When I watch Luka Dončić play, I’m drawn to, inspired by, the sheer joy and childlike freedom he exudes. He is special and anyone who watches him play knows it instantly and instinctively.
When we watch him, we wonder what magic he’s going to do next, finding holes in defenses no one else can see, reading players’ movements and schemes like the back of his hand. Luka knows magic and we’re all his witnesses.
But it turns out that there may a method to his madness — or magic. Something that’s as unconscious as it gets, and very hard to do. A talent in the rawest sense of the word, an ability to access a part of the brain that most human beings just can’t do to that extent.
Recently, I was listening to an interview with David Epstein, Sports Science Writer and best-selling author, on the ESPN Daily podcast. Epstein was talking about Joe Burrow, mentioning things about the Cincinnati Bengals player that sounded very familiar. When I heard him describe the type of player that Burrow is, Luka’s name kept flashing in my brain.
Comparing quarterbacks to point guards isn’t exactly a new thing, but this aspect of how they view the game in the same way is interesting.
According to Epstein, some athletes, particularly the best quarterbacks in the world, like Burrow, see and feel the game slowing down for them when in the zone or in their flow. In that special place, a kind of slow motion version of reality, time slows down and they are able to anticipate passes and movements of the other players. This makes them able to make split-second decisions on whether to pass (or shoot in basketball specifically), because they can anticipate what the opponent is going to do next.
Through all their training, these athletes have learned to see the field or court like a chess board. That makes them see the spaces in the game — the spaces in between players and the lanes to drive, rather than the individual parts — like most of us would.
They’re grasping this holistic aspect of the field unconsciously, accessing skills in the lizard part of the brain. Simply put: being in the moment. They stop thinking and allow the things and skills they’ve practiced a million times to just happen and wash over them.
This is the case for many quarterbacks, Epstein pointed out, and it immediately peaked my interest. Wasn’t this how Luka had described the game at one point?
After a lot of research, I found the place where Luka had said something similar. On The Old Man and the Three podcast, he talked to JJ Redick about his isolation offense:
“First thing I look at is who’s under the basket, big or small. Have they been in the paint or gotta get out. Then I try to drive because I know they gonna collapse and someone’s gonna be open.”

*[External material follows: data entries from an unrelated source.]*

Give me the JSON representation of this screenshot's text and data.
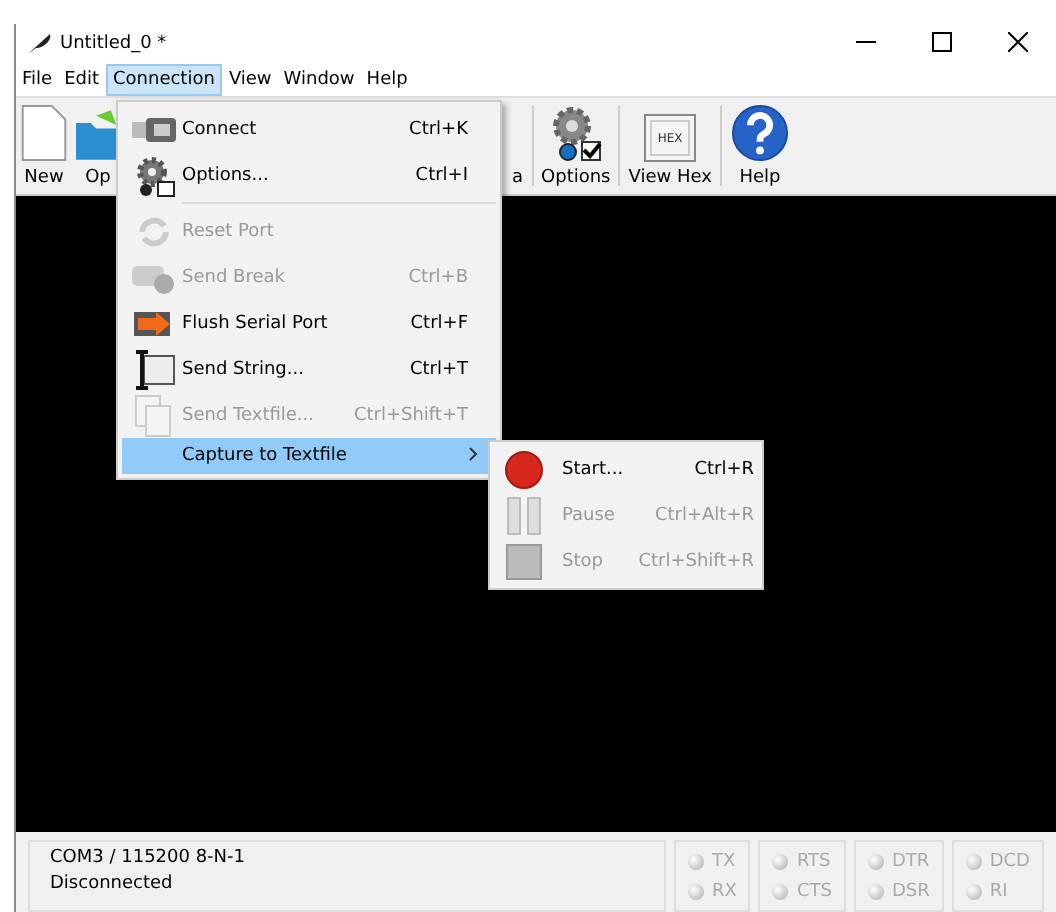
{
  "window": {
    "title": "Untitled_0 *"
  },
  "menu_bar": [
    {
      "label": "File",
      "selected": false
    },
    {
      "label": "Edit",
      "selected": false
    },
    {
      "label": "Connection",
      "selected": true
    },
    {
      "label": "View",
      "selected": false
    },
    {
      "label": "Window",
      "selected": false
    },
    {
      "label": "Help",
      "selected": false
    }
  ],
  "toolbar": {
    "left": [
      {
        "label": "New",
        "kind": "new"
      },
      {
        "label": "Op",
        "kind": "open"
      }
    ],
    "right": [
      {
        "label": "a",
        "kind": "none"
      },
      {
        "label": "Options",
        "kind": "options"
      },
      {
        "label": "View Hex",
        "kind": "hex",
        "icon_text": "HEX"
      },
      {
        "label": "Help",
        "kind": "help"
      }
    ]
  },
  "connection_menu": [
    {
      "kind": "connect",
      "label": "Connect",
      "shortcut": "Ctrl+K",
      "disabled": false,
      "selected": false
    },
    {
      "kind": "options",
      "label": "Options...",
      "shortcut": "Ctrl+I",
      "disabled": false,
      "selected": false,
      "separator_after": true
    },
    {
      "kind": "reset",
      "label": "Reset Port",
      "disabled": true,
      "selected": false
    },
    {
      "kind": "break",
      "label": "Send Break",
      "shortcut": "Ctrl+B",
      "disabled": true,
      "selected": false
    },
    {
      "kind": "flush",
      "label": "Flush Serial Port",
      "shortcut": "Ctrl+F",
      "disabled": false,
      "selected": false
    },
    {
      "kind": "string",
      "label": "Send String...",
      "shortcut": "Ctrl+T",
      "disabled": false,
      "selected": false
    },
    {
      "kind": "textfile",
      "label": "Send Textfile...",
      "shortcut": "Ctrl+Shift+T",
      "disabled": true,
      "selected": false
    },
    {
      "kind": "submenu",
      "label": "Capture to Textfile",
      "disabled": false,
      "selected": true
    }
  ],
  "capture_submenu": [
    {
      "kind": "start",
      "label": "Start...",
      "shortcut": "Ctrl+R",
      "disabled": false
    },
    {
      "kind": "pause",
      "label": "Pause",
      "shortcut": "Ctrl+Alt+R",
      "disabled": true
    },
    {
      "kind": "stop",
      "label": "Stop",
      "shortcut": "Ctrl+Shift+R",
      "disabled": true
    }
  ],
  "status_bar": {
    "lines": [
      "COM3 / 115200 8-N-1",
      "Disconnected"
    ],
    "led_groups": [
      [
        {
          "label": "TX",
          "on": false
        },
        {
          "label": "RX",
          "on": false
        }
      ],
      [
        {
          "label": "RTS",
          "on": false
        },
        {
          "label": "CTS",
          "on": false
        }
      ],
      [
        {
          "label": "DTR",
          "on": false
        },
        {
          "label": "DSR",
          "on": false
        }
      ],
      [
        {
          "label": "DCD",
          "on": false
        },
        {
          "label": "RI",
          "on": false
        }
      ]
    ]
  }
}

Like the best quarterbacks, Luka sees the spaces on the floor and he knows who’s been in the paint and needs to get out, and who hasn’t. He anticipates the defense’s movements, and not until then does he decide whether to pass or shoot.
This video by Grant Afseth of DallasBasketball.com gives a lot of good examples of Luka’s vision, ability to manipulate the defense and elite passing.

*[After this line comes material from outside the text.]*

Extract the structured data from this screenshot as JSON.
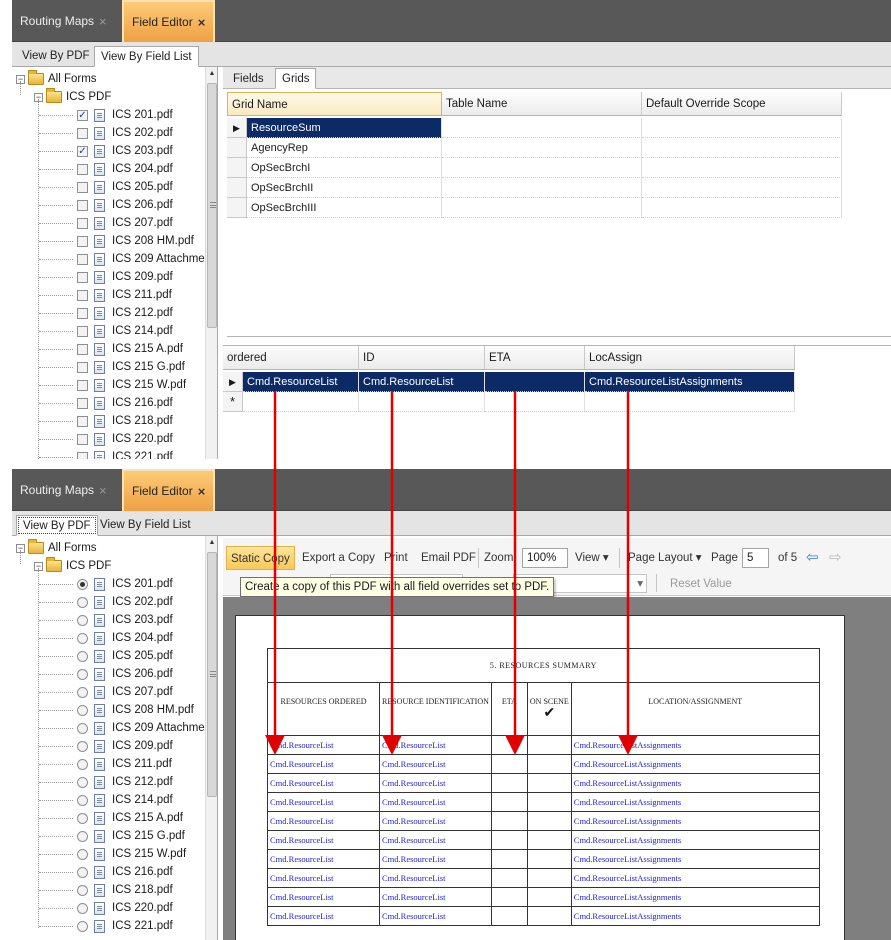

This is just like when athletes, musicians, artists and writers reach that coveted place I like to call flow. Some call it the zone and others magic. This coveted place is when a person or player accesses the lizard part of the brain. That’s the part which Luka is world class at using, but it may also be what’s keeping him below average on free throws, interestingly.

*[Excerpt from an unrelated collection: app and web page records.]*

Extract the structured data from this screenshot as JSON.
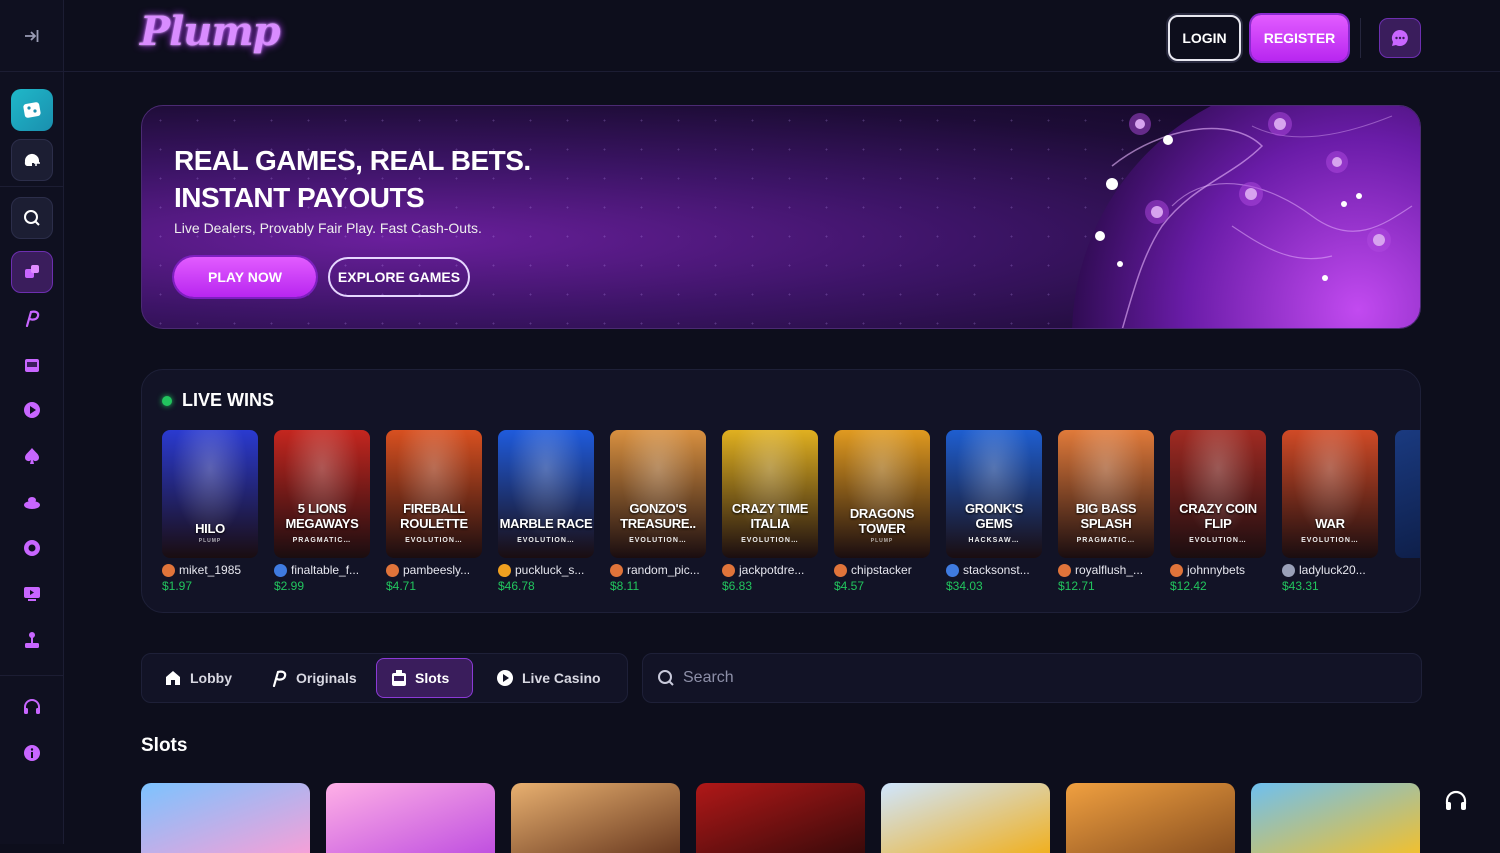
{
  "header": {
    "logo": "Plump",
    "login_label": "LOGIN",
    "register_label": "REGISTER",
    "chat_icon": "chat-bubble-icon"
  },
  "sidebar": {
    "collapse_icon": "collapse-arrow-icon",
    "items": [
      {
        "name": "casino",
        "icon": "dice-logo-icon"
      },
      {
        "name": "sports",
        "icon": "football-helmet-icon"
      },
      {
        "name": "search",
        "icon": "search-icon"
      },
      {
        "name": "casino-games",
        "icon": "dice-icon"
      },
      {
        "name": "originals",
        "icon": "plump-p-icon"
      },
      {
        "name": "slots",
        "icon": "slot-machine-icon"
      },
      {
        "name": "live-casino",
        "icon": "play-icon"
      },
      {
        "name": "poker",
        "icon": "spade-icon"
      },
      {
        "name": "game-shows",
        "icon": "stage-icon"
      },
      {
        "name": "roulette",
        "icon": "roulette-icon"
      },
      {
        "name": "video",
        "icon": "tv-play-icon"
      },
      {
        "name": "arcade",
        "icon": "joystick-icon"
      },
      {
        "name": "support",
        "icon": "headset-icon"
      },
      {
        "name": "info",
        "icon": "info-icon"
      }
    ]
  },
  "hero": {
    "title_line1": "REAL GAMES, REAL BETS.",
    "title_line2": "INSTANT PAYOUTS",
    "subtitle": "Live Dealers, Provably Fair Play. Fast Cash-Outs.",
    "play_label": "PLAY NOW",
    "explore_label": "EXPLORE GAMES"
  },
  "live_wins": {
    "title": "LIVE WINS",
    "items": [
      {
        "game": "HILO",
        "provider": "PLUMP",
        "user": "miket_1985",
        "amount": "$1.97",
        "bg": "#2a3ad0",
        "avatar": "#e0743a"
      },
      {
        "game": "5 LIONS MEGAWAYS",
        "provider": "PRAGMATIC…",
        "user": "finaltable_f...",
        "amount": "$2.99",
        "bg": "#c4261f",
        "avatar": "#3f7be0"
      },
      {
        "game": "FIREBALL ROULETTE",
        "provider": "EVOLUTION…",
        "user": "pambeesly...",
        "amount": "$4.71",
        "bg": "#d85020",
        "avatar": "#e0743a"
      },
      {
        "game": "MARBLE RACE",
        "provider": "EVOLUTION…",
        "user": "puckluck_s...",
        "amount": "$46.78",
        "bg": "#1f5bdc",
        "avatar": "#f0a020"
      },
      {
        "game": "GONZO'S TREASURE..",
        "provider": "EVOLUTION…",
        "user": "random_pic...",
        "amount": "$8.11",
        "bg": "#d89040",
        "avatar": "#e0743a"
      },
      {
        "game": "CRAZY TIME ITALIA",
        "provider": "EVOLUTION…",
        "user": "jackpotdre...",
        "amount": "$6.83",
        "bg": "#e0b020",
        "avatar": "#e0743a"
      },
      {
        "game": "DRAGONS TOWER",
        "provider": "PLUMP",
        "user": "chipstacker",
        "amount": "$4.57",
        "bg": "#e09a20",
        "avatar": "#e0743a"
      },
      {
        "game": "GRONK'S GEMS",
        "provider": "HACKSAW…",
        "user": "stacksonst...",
        "amount": "$34.03",
        "bg": "#1e5ed0",
        "avatar": "#3f7be0"
      },
      {
        "game": "BIG BASS SPLASH",
        "provider": "PRAGMATIC…",
        "user": "royalflush_...",
        "amount": "$12.71",
        "bg": "#e07a3a",
        "avatar": "#e0743a"
      },
      {
        "game": "CRAZY COIN FLIP",
        "provider": "EVOLUTION…",
        "user": "johnnybets",
        "amount": "$12.42",
        "bg": "#a02a22",
        "avatar": "#e0743a"
      },
      {
        "game": "WAR",
        "provider": "EVOLUTION…",
        "user": "ladyluck20...",
        "amount": "$43.31",
        "bg": "#d04a26",
        "avatar": "#9aa0b8"
      }
    ]
  },
  "tabs": [
    {
      "label": "Lobby",
      "icon": "home-icon",
      "active": false
    },
    {
      "label": "Originals",
      "icon": "plump-p-icon",
      "active": false
    },
    {
      "label": "Slots",
      "icon": "slot-machine-icon",
      "active": true
    },
    {
      "label": "Live Casino",
      "icon": "play-circle-icon",
      "active": false
    }
  ],
  "search": {
    "placeholder": "Search"
  },
  "slots": {
    "title": "Slots",
    "tiles": [
      {
        "name": "slot-tile-1",
        "colors": [
          "#7cc3ff",
          "#f5a0d8"
        ]
      },
      {
        "name": "slot-tile-2",
        "colors": [
          "#ffb0e6",
          "#c050e0"
        ]
      },
      {
        "name": "slot-tile-3",
        "colors": [
          "#e8b070",
          "#6a3a20"
        ]
      },
      {
        "name": "slot-tile-4",
        "colors": [
          "#b01818",
          "#3a0a0a"
        ]
      },
      {
        "name": "slot-tile-5",
        "colors": [
          "#cfe6ff",
          "#f0b020"
        ]
      },
      {
        "name": "slot-tile-6",
        "colors": [
          "#f0a040",
          "#8a5020"
        ]
      },
      {
        "name": "slot-tile-7",
        "colors": [
          "#6ec0f0",
          "#f0c030"
        ]
      }
    ]
  },
  "colors": {
    "accent": "#c43cf5",
    "win_green": "#22c55e",
    "bg": "#0d0e1c"
  }
}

When the game stops, everyone lines up and you get the ball on the line — flow is nowhere to be seen. You’ve gone from automatic to overthinking, from the lizard part to the prefrontal cortex — and that’s not a good place to be if you don’t know how to manage it and stop thinking.
When you learn a new skill, you’re using the prefrontal cortex. But as you practice it and it becomes second nature, the skill moves to the lizard part, which you can access without thinking.
When the context changes, like a free throw situation, and if you become aware and start thinking about how you can’t miss that free throw, you pull it right back from the automatic part of the brain to the part where you’re a beginner again.
Dirk Nowitzki would famously sing to himself during free throws to prevent thinking and try to keep his brain in automatic mode, and the results were staggering. He was a 90 percent free throw shooter when he would sing David Hasselhoff to himself during free throws.
Luka’s flow and vision are both world class and we’re all trying to understand how exactly he does what he does every night. Even Luka doesn’t know, and that’s part of the reason he can do it.
If he starts thinking too much and being too aware of what he really does on the floor, there might be a risk that the magic disappears. That the joy we see in him evaporates in overthinking and awareness. Because Luka’s magic is found in his unawareness and freedom, in his emotions that come through in the way he plays, both when things are good and when they’re bad.